This brings up an old theme of mine: Does the secretary general of the U.N. have all too much power, or all too high a profile? I mean, is he not the bureaucratic servant of an international organization--albeit a very large and important international organization? Were secretaries general this big in the past?

Annan has been dubbed "President of the World." It can seem that way, at Davos.

I remember when the bombs went off in London last July. All those Western leaders were up at Gleneagles, in Scotland. Tony Blair made a statement--these heads of state stood behind him (Bush, Chirac, and so on). And there was Kofi Annan.

Why?

Now Nordlinger has attended many of these Davos summits, and those summits, like this one, have featured many heads of state, including some who should legitimately fear assassination around every chalet corner (including Karzai and Musharraf this year). If he has never seen an entourage as presumptuous as Annan's, or security disrupted more by an individual, then it must have really stood out.

I think his question is well taken: why should the the Secretary General of the United Nations be held in such regard? He doesn't (or shouldn't) make policy for the General Assembly as a CEO or a head of state or first minister does. The "President of the World" analogy is especially inapt: he is more like a Speaker of the House than a President. Or, as Nordlinger has it, a bureaucratic servant of an international organization, albeit a very important organization. (How much more important than, say, NATO, is another question.) He certainly shouldn't outrank the head of state of even the most humble of the countries who, together, comprise the organization that signs his paycheck and underwrites his imperial lifestyle.
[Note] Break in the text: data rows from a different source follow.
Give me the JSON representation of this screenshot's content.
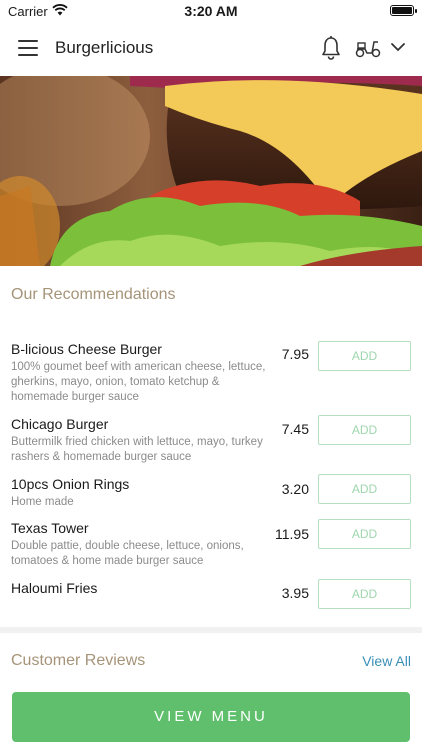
{
  "status_bar": {
    "carrier": "Carrier",
    "time": "3:20 AM"
  },
  "nav": {
    "title": "Burgerlicious",
    "icons": [
      "menu-icon",
      "bell-icon",
      "scooter-icon",
      "chevron-down-icon"
    ]
  },
  "hero": {
    "image": "burger-photo"
  },
  "recommendations": {
    "title": "Our Recommendations",
    "add_label": "ADD",
    "items": [
      {
        "name": "B-licious Cheese Burger",
        "description": "100% goumet beef with american cheese, lettuce, gherkins, mayo, onion, tomato ketchup & homemade burger sauce",
        "price": "7.95"
      },
      {
        "name": "Chicago Burger",
        "description": "Buttermilk fried chicken with lettuce, mayo, turkey rashers & homemade burger sauce",
        "price": "7.45"
      },
      {
        "name": "10pcs Onion Rings",
        "description": "Home made",
        "price": "3.20"
      },
      {
        "name": "Texas Tower",
        "description": "Double pattie, double cheese, lettuce, onions, tomatoes & home made burger sauce",
        "price": "11.95"
      },
      {
        "name": "Haloumi Fries",
        "description": "",
        "price": "3.95"
      }
    ]
  },
  "reviews": {
    "title": "Customer Reviews",
    "view_all": "View All"
  },
  "footer": {
    "button": "VIEW MENU"
  },
  "colors": {
    "accent_green": "#5fbf6d",
    "section_title": "#a69479",
    "link_blue": "#3a8fb7"
  }
}
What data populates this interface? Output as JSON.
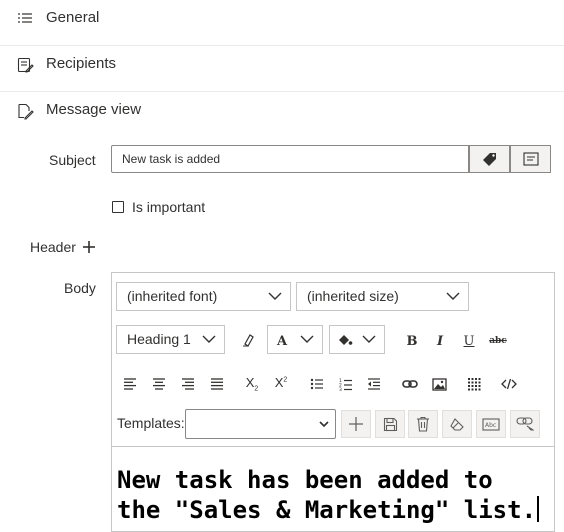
{
  "sections": {
    "general": "General",
    "recipients": "Recipients",
    "message_view": "Message view"
  },
  "subject": {
    "label": "Subject",
    "value": "New task is added",
    "icons": [
      "tag-icon",
      "field-picker-icon"
    ]
  },
  "important": {
    "label": "Is important",
    "checked": false
  },
  "header": {
    "label": "Header",
    "add_icon": "plus-icon"
  },
  "body": {
    "label": "Body",
    "font_select": "(inherited font)",
    "size_select": "(inherited size)",
    "format_select": "Heading 1",
    "templates_label": "Templates:",
    "templates_value": "",
    "content_line1": "New task has been added to",
    "content_line2": "the \"Sales & Marketing\" list."
  },
  "toolbar": {
    "row1": [
      "clear-format-icon",
      "font-color-icon",
      "highlight-color-icon",
      "bold-icon",
      "italic-icon",
      "underline-icon",
      "strikethrough-icon"
    ],
    "row2": [
      "align-left-icon",
      "align-center-icon",
      "align-right-icon",
      "justify-icon",
      "subscript-icon",
      "superscript-icon",
      "bullet-list-icon",
      "numbered-list-icon",
      "outdent-icon",
      "link-icon",
      "image-icon",
      "table-icon",
      "html-source-icon"
    ],
    "row3": [
      "add-icon",
      "save-icon",
      "delete-icon",
      "eraser-icon",
      "text-field-icon",
      "link-field-icon"
    ]
  },
  "colors": {
    "border": "#c8c6c4",
    "input_border": "#8a8886",
    "text": "#323130",
    "button_bg": "#f3f2f1"
  }
}
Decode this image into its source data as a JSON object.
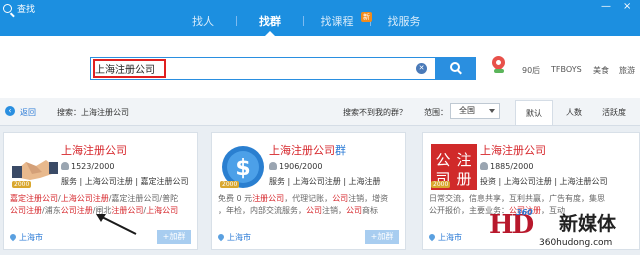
{
  "window": {
    "title": "查找",
    "minimize": "—",
    "close": "×"
  },
  "nav": {
    "tabs": [
      "找人",
      "找群",
      "找课程",
      "找服务"
    ],
    "active": "找群",
    "new_badge": "新"
  },
  "search": {
    "value": "上海注册公司",
    "clear_icon": "clear-icon",
    "button_icon": "search-icon"
  },
  "hot_searches": [
    "90后",
    "TFBOYS",
    "美食",
    "旅游"
  ],
  "filter": {
    "back": "返回",
    "search_prefix": "搜索：上海注册公司",
    "not_found": "搜索不到我的群？",
    "range_label": "范围：",
    "range_value": "全国",
    "sort": [
      "默认",
      "人数",
      "活跃度"
    ],
    "sort_active": "默认"
  },
  "cards": [
    {
      "title": "上海注册公司",
      "title_suffix": "",
      "members": "1523/2000",
      "tags": "服务 | 上海公司注册 | 嘉定注册公司",
      "desc1": [
        [
          "r",
          "嘉定注册公司"
        ],
        [
          "t",
          "/"
        ],
        [
          "r",
          "上海公司注册"
        ],
        [
          "t",
          "/嘉定注册公司/普陀"
        ]
      ],
      "desc2": [
        [
          "r",
          "公司注册"
        ],
        [
          "t",
          "/浦东"
        ],
        [
          "r",
          "公司注册"
        ],
        [
          "t",
          "/闸北"
        ],
        [
          "r",
          "注册公司"
        ],
        [
          "t",
          "/"
        ],
        [
          "r",
          "上海公司"
        ]
      ],
      "city": "上海市",
      "join": "+加群",
      "level": "2000"
    },
    {
      "title": "上海注册公司",
      "title_suffix": "群",
      "members": "1906/2000",
      "tags": "服务 | 上海公司注册 | 上海注册",
      "desc1": [
        [
          "t",
          "免费 0 元"
        ],
        [
          "r",
          "注册公司"
        ],
        [
          "t",
          "，代理记账，"
        ],
        [
          "r",
          "公司"
        ],
        [
          "t",
          "注销，增资"
        ]
      ],
      "desc2": [
        [
          "t",
          "，年检，内部交流服务，"
        ],
        [
          "r",
          "公司"
        ],
        [
          "t",
          "注销，"
        ],
        [
          "r",
          "公司"
        ],
        [
          "t",
          "商标"
        ]
      ],
      "city": "上海市",
      "join": "+加群",
      "level": "2000"
    },
    {
      "title": "上海注册公司",
      "title_suffix": "",
      "members": "1885/2000",
      "tags": "投资 | 上海公司注册 | 上海注册公司",
      "desc1": [
        [
          "t",
          "日常交流，信息共享，互利共赢，广告有度，集思"
        ]
      ],
      "desc2": [
        [
          "t",
          "公开报价，主要业务："
        ],
        [
          "r",
          "公司注册"
        ],
        [
          "t",
          "，互动"
        ]
      ],
      "city": "上海市",
      "join": "+加群",
      "level": "2000"
    }
  ],
  "watermark": {
    "hd": "HD",
    "n360": "360",
    "site_name": "新媒体",
    "url": "360hudong.com"
  },
  "colors": {
    "accent": "#1c8fe0",
    "highlight": "#d6262b",
    "link": "#2a7ad6"
  }
}
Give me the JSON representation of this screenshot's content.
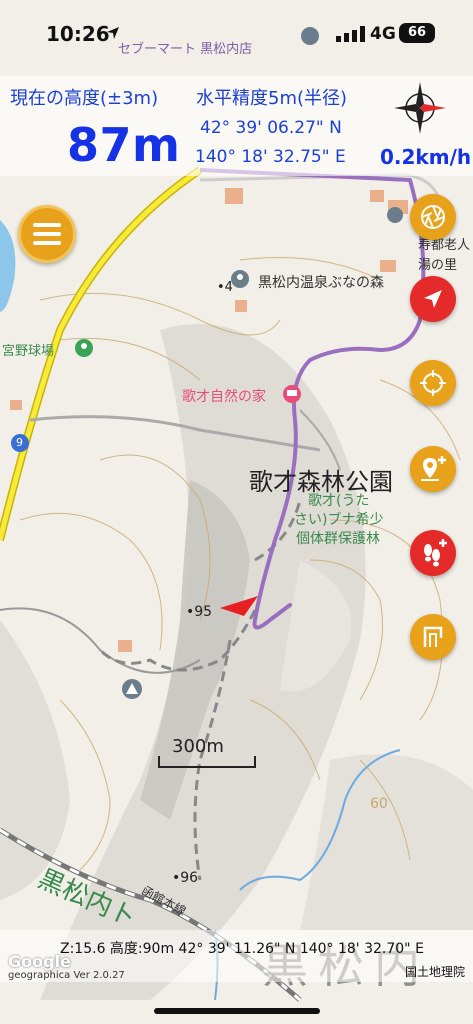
{
  "status_bar": {
    "time": "10:26",
    "network": "4G",
    "battery": "66"
  },
  "info_panel": {
    "altitude_label": "現在の高度(±3m)",
    "altitude_value": "87m",
    "accuracy_label": "水平精度5m(半径)",
    "latitude": "42° 39' 06.27\" N",
    "longitude": "140° 18' 32.75\" E",
    "speed": "0.2km/h"
  },
  "map_labels": {
    "store": "セブーマート 黒松内店",
    "onsen": "黒松内温泉ぶなの森",
    "elderly_home": "寿都老人",
    "elderly_home2": "湯の里",
    "ballpark": "宮野球場",
    "nature_house": "歌才自然の家",
    "forest_park": "歌才森林公園",
    "beech_forest_1": "歌才(うた",
    "beech_forest_2": "さい)ブナ希少",
    "beech_forest_3": "個体群保護林",
    "spot_95": "95",
    "spot_96": "96",
    "spot_4": "4",
    "route_9": "9",
    "contour_60": "60",
    "railway": "函館本線",
    "town_name_large": "黒松内",
    "town_name_green": "黒松内ト"
  },
  "scale": {
    "label": "300m"
  },
  "bottom": {
    "zoom_info": "Z:15.6 高度:90m  42° 39' 11.26\" N 140° 18' 32.70\" E",
    "attribution": "国土地理院",
    "google": "Google",
    "version": "geographica Ver 2.0.27"
  },
  "icons": {
    "menu": "menu-icon",
    "aperture": "aperture-icon",
    "navigate": "navigation-arrow-icon",
    "crosshair": "crosshair-icon",
    "add_waypoint": "add-pin-icon",
    "add_footprint": "add-footprints-icon",
    "flag": "flag-icon",
    "compass": "compass-icon"
  },
  "colors": {
    "accent_orange": "#e8a11b",
    "accent_red": "#e52a2a",
    "text_blue": "#1c3fd4",
    "track_purple": "#9b6fc0"
  }
}
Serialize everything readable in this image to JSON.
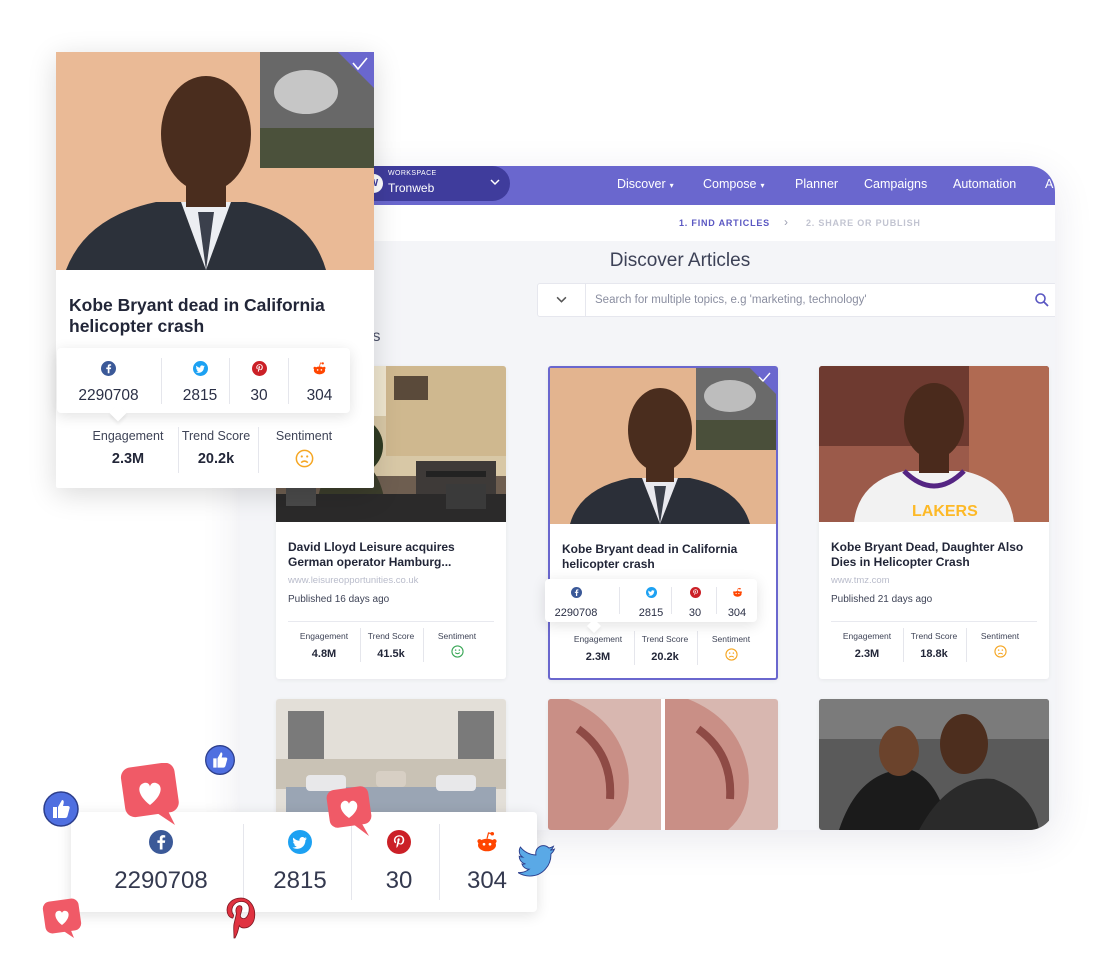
{
  "nav": {
    "workspace_label": "WORKSPACE",
    "workspace_name": "Tronweb",
    "items": [
      "Discover",
      "Compose",
      "Planner",
      "Campaigns",
      "Automation",
      "A"
    ]
  },
  "steps": {
    "step1": "1. FIND ARTICLES",
    "step2": "2. SHARE OR PUBLISH"
  },
  "main": {
    "title": "Discover Articles",
    "search_placeholder": "Search for multiple topics, e.g 'marketing, technology'",
    "section_heading": "cles"
  },
  "metric_labels": {
    "engagement": "Engagement",
    "trend": "Trend Score",
    "sentiment": "Sentiment"
  },
  "cards": [
    {
      "title": "David Lloyd Leisure acquires German operator Hamburg...",
      "url": "www.leisureopportunities.co.uk",
      "published": "Published 16 days ago",
      "engagement": "4.8M",
      "trend": "41.5k",
      "sentiment": "positive"
    },
    {
      "title": "Kobe Bryant dead in California helicopter crash",
      "engagement": "2.3M",
      "trend": "20.2k",
      "sentiment": "negative",
      "social": {
        "facebook": "2290708",
        "twitter": "2815",
        "pinterest": "30",
        "reddit": "304"
      }
    },
    {
      "title": "Kobe Bryant Dead, Daughter Also Dies in Helicopter Crash",
      "url": "www.tmz.com",
      "published": "Published 21 days ago",
      "engagement": "2.3M",
      "trend": "18.8k",
      "sentiment": "negative"
    }
  ],
  "popup": {
    "title": "Kobe Bryant dead in California helicopter crash",
    "social": {
      "facebook": "2290708",
      "twitter": "2815",
      "pinterest": "30",
      "reddit": "304"
    },
    "engagement": "2.3M",
    "trend": "20.2k",
    "sentiment": "negative"
  },
  "big_social": {
    "facebook": "2290708",
    "twitter": "2815",
    "pinterest": "30",
    "reddit": "304"
  },
  "colors": {
    "accent": "#6a67ce",
    "workspace": "#3f3c9c",
    "facebook": "#3b5998",
    "twitter": "#1da1f2",
    "pinterest": "#cb2027",
    "reddit": "#ff4500",
    "heart": "#f0505e",
    "sentiment_negative": "#f5a623",
    "sentiment_positive": "#3aa757"
  }
}
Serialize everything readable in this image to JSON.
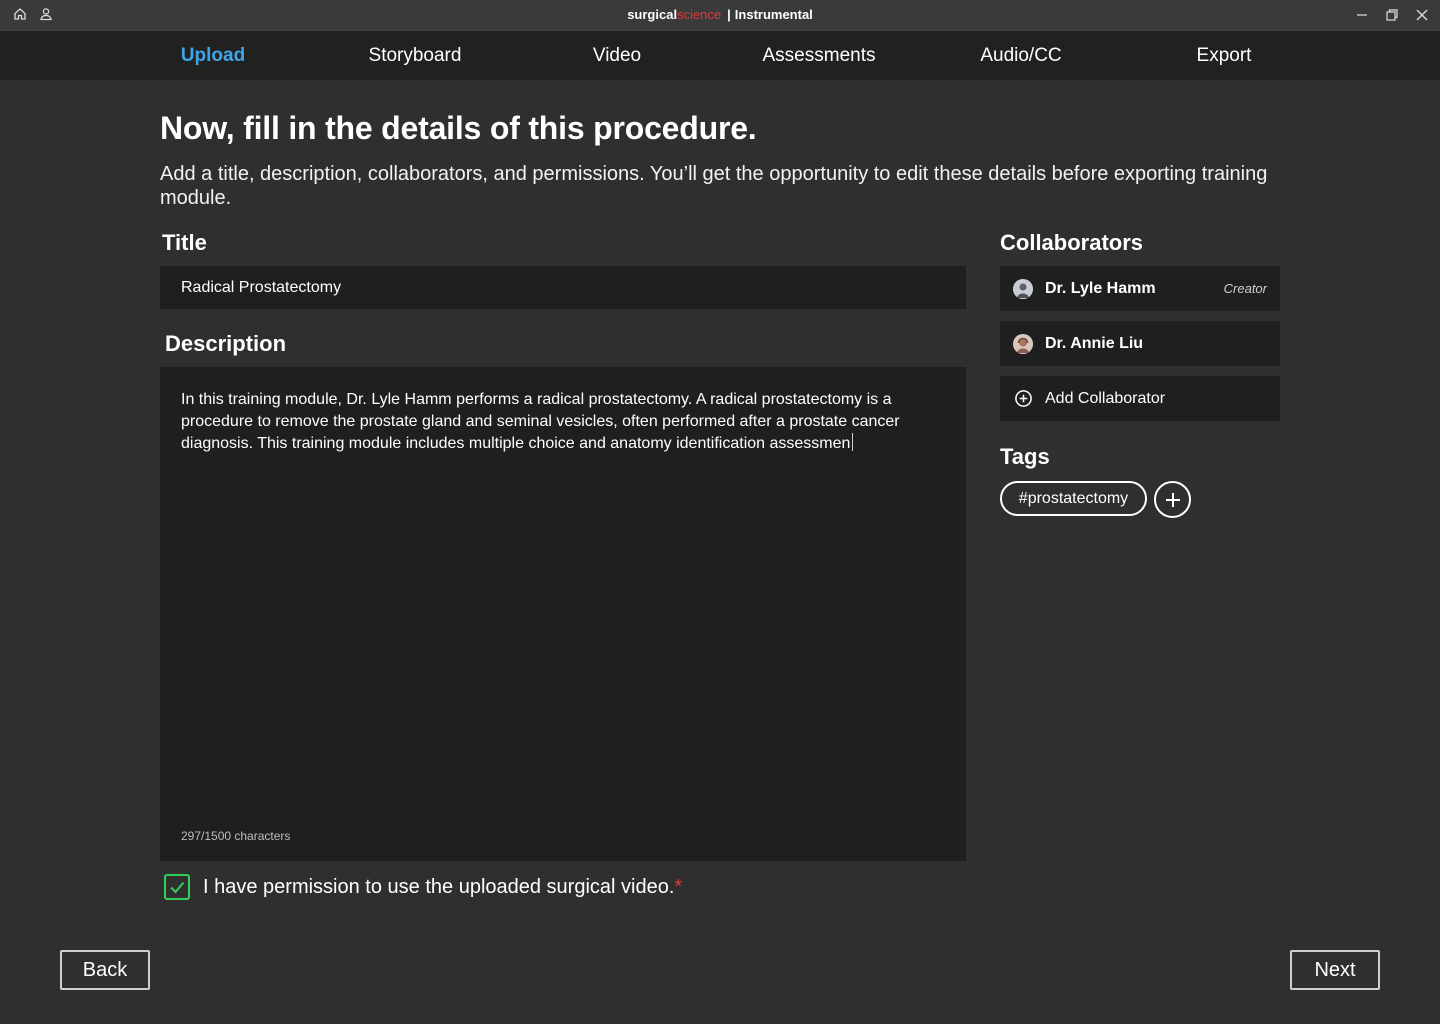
{
  "window": {
    "brand_part1": "surgical",
    "brand_part2": "science",
    "separator": "|",
    "app_name": "Instrumental",
    "left_icons": [
      "home-icon",
      "user-icon"
    ],
    "controls": [
      "minimize-icon",
      "restore-icon",
      "close-icon"
    ],
    "brand_accent": "#e0393b"
  },
  "nav": {
    "tabs": [
      {
        "label": "Upload",
        "active": true
      },
      {
        "label": "Storyboard",
        "active": false
      },
      {
        "label": "Video",
        "active": false
      },
      {
        "label": "Assessments",
        "active": false
      },
      {
        "label": "Audio/CC",
        "active": false
      },
      {
        "label": "Export",
        "active": false
      }
    ],
    "active_color": "#3ea6e6"
  },
  "page": {
    "heading": "Now, fill in the details of this procedure.",
    "subheading": "Add a title, description, collaborators, and permissions. You’ll get the opportunity to edit these details before exporting training module."
  },
  "form": {
    "title_label": "Title",
    "title_value": "Radical Prostatectomy",
    "description_label": "Description",
    "description_value": "In this training module, Dr. Lyle Hamm performs a radical prostatectomy. A radical prostatectomy is a procedure to remove the prostate gland and seminal vesicles, often performed after a prostate cancer diagnosis. This training module includes multiple choice and anatomy identification assessmen",
    "char_count": "297/1500 characters",
    "permission_label": "I have permission to use the uploaded surgical video.",
    "permission_required": "*",
    "permission_checked": true,
    "checkbox_color": "#2fd05a"
  },
  "collaborators": {
    "label": "Collaborators",
    "items": [
      {
        "name": "Dr. Lyle Hamm",
        "role": "Creator"
      },
      {
        "name": "Dr. Annie Liu",
        "role": ""
      }
    ],
    "add_label": "Add Collaborator"
  },
  "tags": {
    "label": "Tags",
    "items": [
      "#prostatectomy"
    ]
  },
  "footer": {
    "back_label": "Back",
    "next_label": "Next"
  }
}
Power, initially conferred as a privilege and responsibility, can quickly feel like an entitlement. No better (or worse) illustration is needed than a glance at the United States Senate. But at least Senators operate in a relatively transparent, accountable environment under the constant scrutiny of the press, and subject to criminal laws. High level U.N. officials, by contrast, operate under diplomatic immunity and largely out of sight of the press. One could hardly design an organization more conducive to corruption of the sort exposed in the recent Oil for Food scandal. It is the same environment in which the sordid international sporting bodies operate, and it is not surprising that their leaders have included the most arrogant and corrupt men of influence this side of the Arab League. I'm thinking of Samaranch and Blatter in particular.

I don't know what the solution is, but I don't think that the status quo is inevitable. The IOC, for example, appears to have made significant improvements since Rogge took over. One common feature of these organizations and most corrupt states (and the Senate, for that matter), is the security and longevity of their members' tenures. The Secretary General serves for four year terms, which is fair enough, but, given the particular unaccounability of the position, perhaps the limit should be one term.

Much was made of Annan being the first U.N. official elected to the post. Maybe that too was a mistake. Annan has worked at the U.N. for virtually his whole adult litechnicallyd the UN (techinically the WHO) right out of university and has been there for more than forty years. The consummate company man cannot be trusted to reform the company. At a time when even Annan himself has recognized the need for change (he is introducing a panel entitled "A New Mindset for the U.N." at Davos this year), he is the last man who should be leading it.

Fortunately, his second term ends this year. It would be good for the United States to begin shaping expectations now: there should be no automatic second terms. Knowing the playground rules of international diplomacy, this wouldn't be an easy sell. The Asian-block believes that it is its turn to lead (or, as it should be, to serve) the U.N. And you can be sure that, because Annan received a second term, if its candidate does not also serve two terms, it will be taken as a regional, and probably racist, rebuff. All the more reason to influence expectations now, and not in four years.

For speculation about Annan's successor, please see here and here.